====== DATA SHOWN ======

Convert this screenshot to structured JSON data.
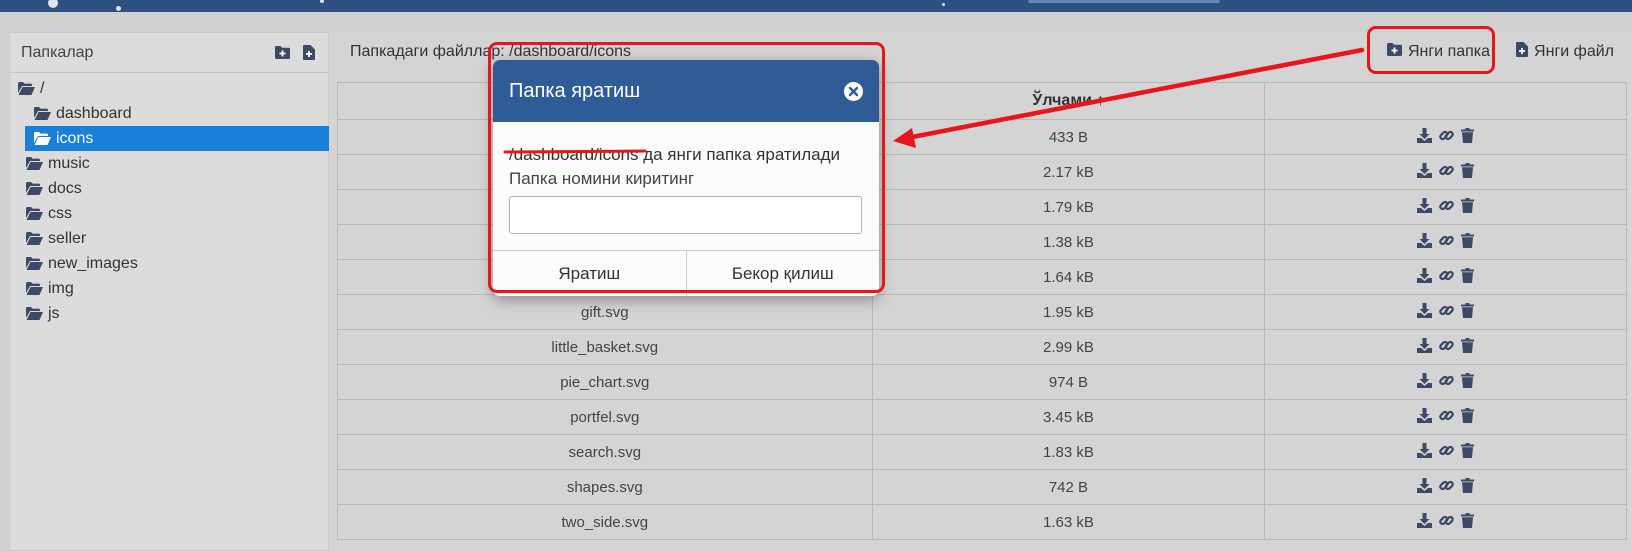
{
  "sidebar": {
    "title": "Папкалар",
    "icons": [
      "folder-plus-icon",
      "file-plus-icon"
    ],
    "items": [
      {
        "label": "/",
        "icon": "folder-open-icon"
      },
      {
        "label": "dashboard",
        "icon": "folder-open-icon"
      },
      {
        "label": "icons",
        "icon": "folder-open-icon",
        "active": true
      },
      {
        "label": "music",
        "icon": "folder-open-icon"
      },
      {
        "label": "docs",
        "icon": "folder-open-icon"
      },
      {
        "label": "css",
        "icon": "folder-open-icon"
      },
      {
        "label": "seller",
        "icon": "folder-open-icon"
      },
      {
        "label": "new_images",
        "icon": "folder-open-icon"
      },
      {
        "label": "img",
        "icon": "folder-open-icon"
      },
      {
        "label": "js",
        "icon": "folder-open-icon"
      }
    ]
  },
  "main": {
    "header_text": "Папкадаги файллар: /dashboard/icons",
    "new_folder_label": "Янги папка",
    "new_file_label": "Янги файл",
    "table": {
      "columns": [
        "",
        "Ўлчами",
        ""
      ],
      "sort_indicator": "↑",
      "rows": [
        {
          "name": "",
          "size": "433 B"
        },
        {
          "name": "",
          "size": "2.17 kB"
        },
        {
          "name": "",
          "size": "1.79 kB"
        },
        {
          "name": "",
          "size": "1.38 kB"
        },
        {
          "name": "",
          "size": "1.64 kB"
        },
        {
          "name": "gift.svg",
          "size": "1.95 kB"
        },
        {
          "name": "little_basket.svg",
          "size": "2.99 kB"
        },
        {
          "name": "pie_chart.svg",
          "size": "974 B"
        },
        {
          "name": "portfel.svg",
          "size": "3.45 kB"
        },
        {
          "name": "search.svg",
          "size": "1.83 kB"
        },
        {
          "name": "shapes.svg",
          "size": "742 B"
        },
        {
          "name": "two_side.svg",
          "size": "1.63 kB"
        }
      ],
      "row_actions": [
        "download-icon",
        "link-icon",
        "trash-icon"
      ]
    }
  },
  "modal": {
    "title": "Папка яратиш",
    "path": "/dashboard/icons",
    "message_suffix": " да янги папка яратилади",
    "prompt": "Папка номини киритинг",
    "input_value": "",
    "create_label": "Яратиш",
    "cancel_label": "Бекор қилиш"
  },
  "colors": {
    "topbar": "#2e4f7f",
    "modal_header": "#2f5b96",
    "active_item": "#1a7fd8",
    "annotation": "#e8151b",
    "icon": "#3c4a66"
  }
}
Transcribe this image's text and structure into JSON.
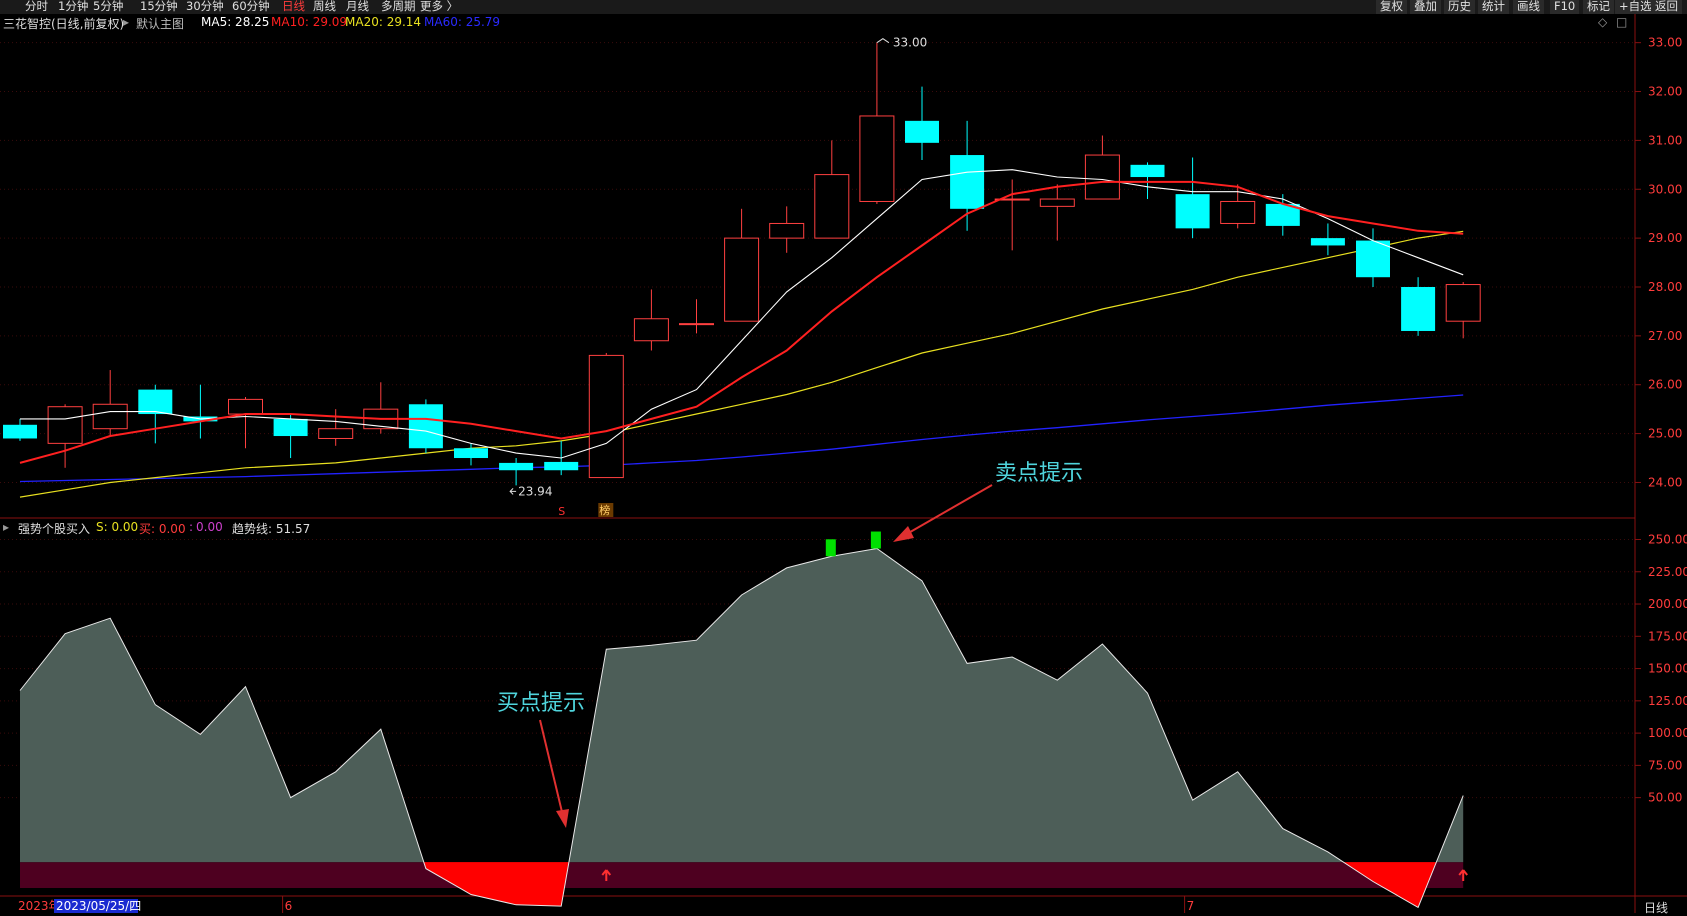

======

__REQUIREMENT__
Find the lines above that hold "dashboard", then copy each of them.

__RESULT__
        "label": "dashboard",
    "header_text": "Папкадаги файллар: /dashboard/icons",
    "path": "/dashboard/icons",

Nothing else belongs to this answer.